But a few experiments, ending with completely disabling the callback, proved that this code was not to blame either. I was running out of places to look.
The per-line code was about all that was left. It didn't make any sense for this to be the problem, since my test file runs many many lines just like Django does. But just to rule it out, I commented out the line of C code that adds the line number to the data dictionary. To my surprise, the test suite no longer leaked memory!
Here's the buggy line (simplified):
The problem is that PyInt_FromLong returns a new reference, and PyDict_SetItem doesn't steal the reference. This is a memory leak. (If you don't know what I'm talking about with this reference stuff, take a peek at A Whirlwind Excursion through Python C Extensions.)
The fix was straightforward; I had to explicitly release my reference on the integer object:
Running this on the Django tests showed that the problem was fixed! Great!
But back to the remaining mystery: why did my test file, which executed that same buggy line billions of times, not leak? The docs for PyInt_FromLong provided the answer:
Aha! Because my test file was only 10 lines long, the line numbers were all less than 256, so the integer objects returned by PyInt_FromLong were all pre-allocated and held for the lifetime of the process. The buggy code was mishandling the reference count, but it didn't matter, since no new objects were allocated.
Finally I had the answer to my question: the difference between my file and the Django source is that Django has files longer than 256 lines.
And in fact, using the buggy tracer code, and adding 300 blank lines to my test file proved the point: once my simple code had line numbers above 256, it leaked like a sieve!
If there's a lesson in this, it's that complex systems introduce leaky abstractions in unexpected places. This has unfortunate implications for testing: how do I know if I've got test cases that can ferret out potential problems like this? Does white-box testing extend to reading up on the internal details of Python integers?
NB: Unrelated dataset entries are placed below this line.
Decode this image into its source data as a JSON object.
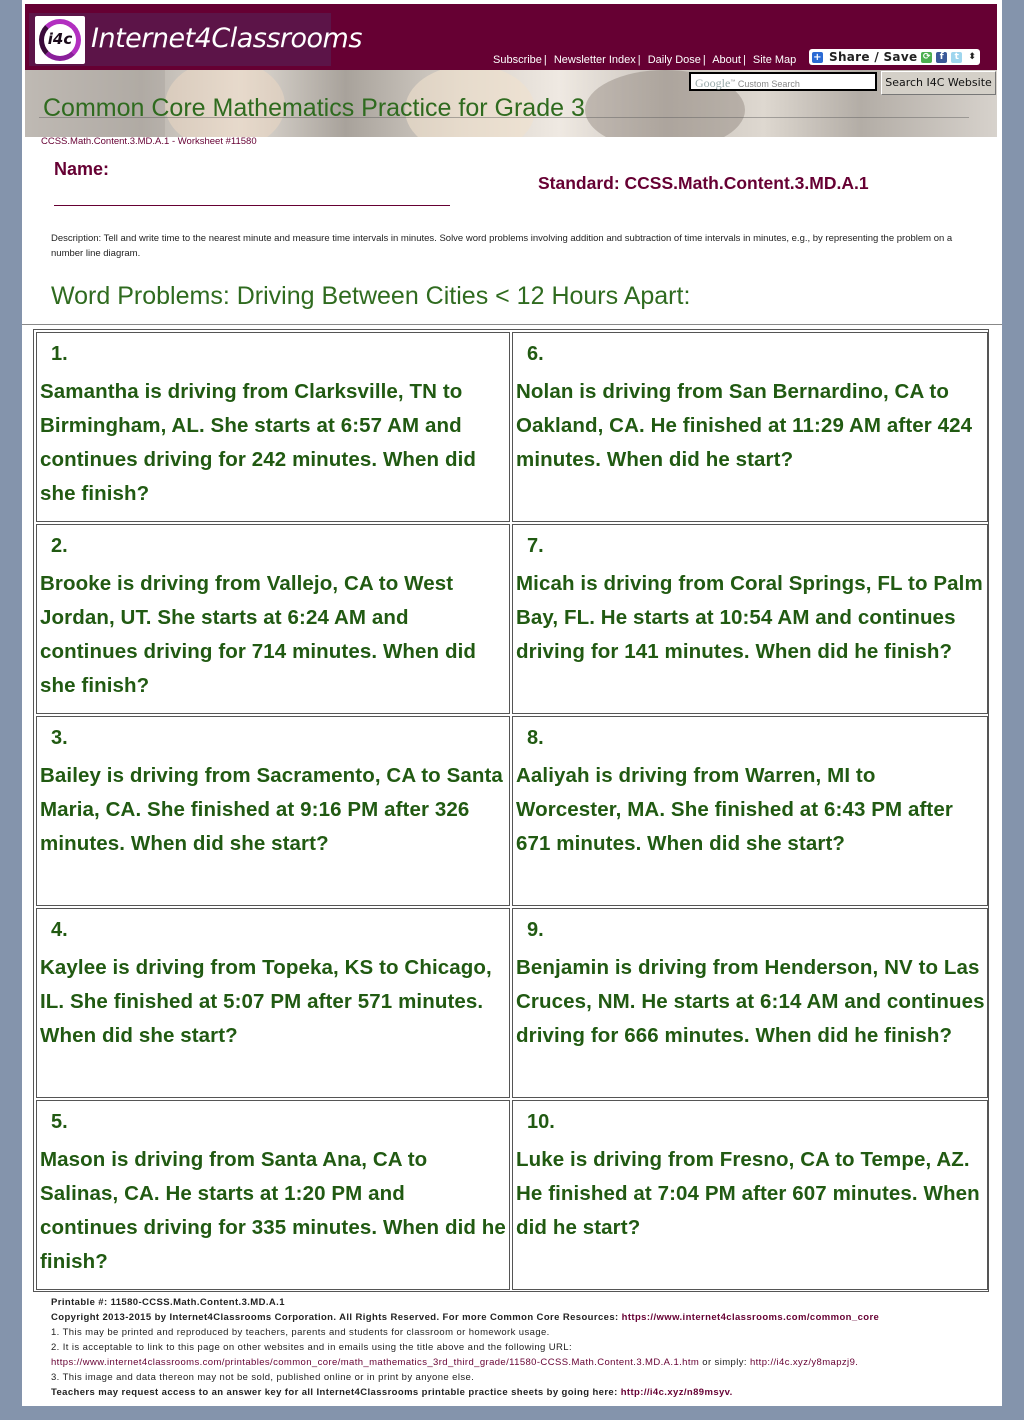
{
  "header": {
    "logo_mark": "i4c",
    "logo_text": "Internet4Classrooms",
    "nav": [
      "Subscribe",
      "Newsletter Index",
      "Daily Dose",
      "About",
      "Site Map"
    ],
    "nav_separator": "|",
    "share_label": "Share / Save",
    "search_placeholder_brand": "Google",
    "search_placeholder": "Custom Search",
    "search_button": "Search I4C Website",
    "page_title": "Common Core Mathematics Practice for Grade 3"
  },
  "colors": {
    "brand": "#660033",
    "title_green": "#2f6b1f",
    "problem_green": "#215a12",
    "page_bg": "#8494ac"
  },
  "worksheet": {
    "id_line": "CCSS.Math.Content.3.MD.A.1 - Worksheet #11580",
    "name_label": "Name:",
    "standard": "Standard: CCSS.Math.Content.3.MD.A.1",
    "description": "Description: Tell and write time to the nearest minute and measure time intervals in minutes. Solve word problems involving addition and subtraction of time intervals in minutes, e.g., by representing the problem on a number line diagram.",
    "section_title": "Word Problems: Driving Between Cities < 12 Hours Apart:"
  },
  "problems": [
    {
      "num": "1.",
      "text": "Samantha is driving from Clarksville, TN to Birmingham, AL. She starts at 6:57 AM and continues driving for 242 minutes. When did she finish?"
    },
    {
      "num": "6.",
      "text": "Nolan is driving from San Bernardino, CA to Oakland, CA. He finished at 11:29 AM after 424 minutes. When did he start?"
    },
    {
      "num": "2.",
      "text": "Brooke is driving from Vallejo, CA to West Jordan, UT. She starts at 6:24 AM and continues driving for 714 minutes. When did she finish?"
    },
    {
      "num": "7.",
      "text": "Micah is driving from Coral Springs, FL to Palm Bay, FL. He starts at 10:54 AM and continues driving for 141 minutes. When did he finish?"
    },
    {
      "num": "3.",
      "text": "Bailey is driving from Sacramento, CA to Santa Maria, CA. She finished at 9:16 PM after 326 minutes. When did she start?"
    },
    {
      "num": "8.",
      "text": "Aaliyah is driving from Warren, MI to Worcester, MA. She finished at 6:43 PM after 671 minutes. When did she start?"
    },
    {
      "num": "4.",
      "text": "Kaylee is driving from Topeka, KS to Chicago, IL. She finished at 5:07 PM after 571 minutes. When did she start?"
    },
    {
      "num": "9.",
      "text": "Benjamin is driving from Henderson, NV to Las Cruces, NM. He starts at 6:14 AM and continues driving for 666 minutes. When did he finish?"
    },
    {
      "num": "5.",
      "text": "Mason is driving from Santa Ana, CA to Salinas, CA. He starts at 1:20 PM and continues driving for 335 minutes. When did he finish?"
    },
    {
      "num": "10.",
      "text": "Luke is driving from Fresno, CA to Tempe, AZ. He finished at 7:04 PM after 607 minutes. When did he start?"
    }
  ],
  "footer": {
    "printable": "Printable #: 11580-CCSS.Math.Content.3.MD.A.1",
    "copyright": "Copyright 2013-2015 by Internet4Classrooms Corporation. All Rights Reserved. For more Common Core Resources: ",
    "copyright_link": "https://www.internet4classrooms.com/common_core",
    "note1": "1. This may be printed and reproduced by teachers, parents and students for classroom or homework usage.",
    "note2": "2. It is acceptable to link to this page on other websites and in emails using the title above and the following URL:",
    "note2_url": "https://www.internet4classrooms.com/printables/common_core/math_mathematics_3rd_third_grade/11580-CCSS.Math.Content.3.MD.A.1.htm",
    "note2_or": " or simply: ",
    "note2_short": "http://i4c.xyz/y8mapzj9.",
    "note3": "3. This image and data thereon may not be sold, published online or in print by anyone else.",
    "answer_key": "Teachers may request access to an answer key for all Internet4Classrooms printable practice sheets by going here: ",
    "answer_key_link": "http://i4c.xyz/n89msyv."
  }
}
If I add test cases with 300 lines of source, how do I know there isn't some other effect that only kicks in at 5000?
Be careful out there...